It's Raspberry Pi month at Linux Journal. Each week in May, Adafruit will be giving away a Pi-related prize to a lucky, randomly drawn LJ reader. Winners will be announced weekly.
Fill out the fields below to enter to win this week's prize-- a Pi Cobbler Breakout Kit for Raspberry Pi.
Congratulations to our winners so far:
- 5-8-13, Pi Starter Pack: Jack Davis
- 5-15-13, Pi Model B 512MB RAM: Patrick Dunn
- 5-21-13, Prototyping Pi Plate Kit: Philip Kirby
- Next winner announced on 5-27-13!
Free Webinar: Hadoop
How to Build an Optimal Hadoop Cluster to Store and Maintain Unlimited Amounts of Data Using Microservers
Realizing the promise of Apache® Hadoop® requires the effective deployment of compute, memory, storage and networking to achieve optimal results. With its flexibility and multitude of options, it is easy to over or under provision the server infrastructure, resulting in poor performance and high TCO. Join us for an in depth, technical discussion with industry experts from leading Hadoop and server companies who will provide insights into the key considerations for designing and deploying an optimal Hadoop cluster.

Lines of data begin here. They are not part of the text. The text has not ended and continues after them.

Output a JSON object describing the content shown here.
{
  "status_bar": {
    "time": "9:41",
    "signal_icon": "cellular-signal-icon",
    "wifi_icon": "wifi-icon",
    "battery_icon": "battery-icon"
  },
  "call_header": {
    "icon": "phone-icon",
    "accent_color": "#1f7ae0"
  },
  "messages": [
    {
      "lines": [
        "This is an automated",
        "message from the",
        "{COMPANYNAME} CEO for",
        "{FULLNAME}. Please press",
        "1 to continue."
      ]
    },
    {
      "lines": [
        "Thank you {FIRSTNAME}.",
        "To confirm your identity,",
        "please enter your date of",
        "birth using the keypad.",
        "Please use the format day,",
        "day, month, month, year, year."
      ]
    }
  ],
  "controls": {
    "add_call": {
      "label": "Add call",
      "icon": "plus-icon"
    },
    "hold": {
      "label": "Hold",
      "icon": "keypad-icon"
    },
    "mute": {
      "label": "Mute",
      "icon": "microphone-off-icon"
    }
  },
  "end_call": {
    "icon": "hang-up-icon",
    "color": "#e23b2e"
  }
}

Some of key questions to be discussed are:
- What is the “typical” Hadoop cluster and what should be installed on the different machine types?
- Why should you consider the typical workload patterns when making your hardware decisions?
- Are all microservers created equal for Hadoop deployments?
- How do I plan for expansion if I require more compute, memory, storage or networking?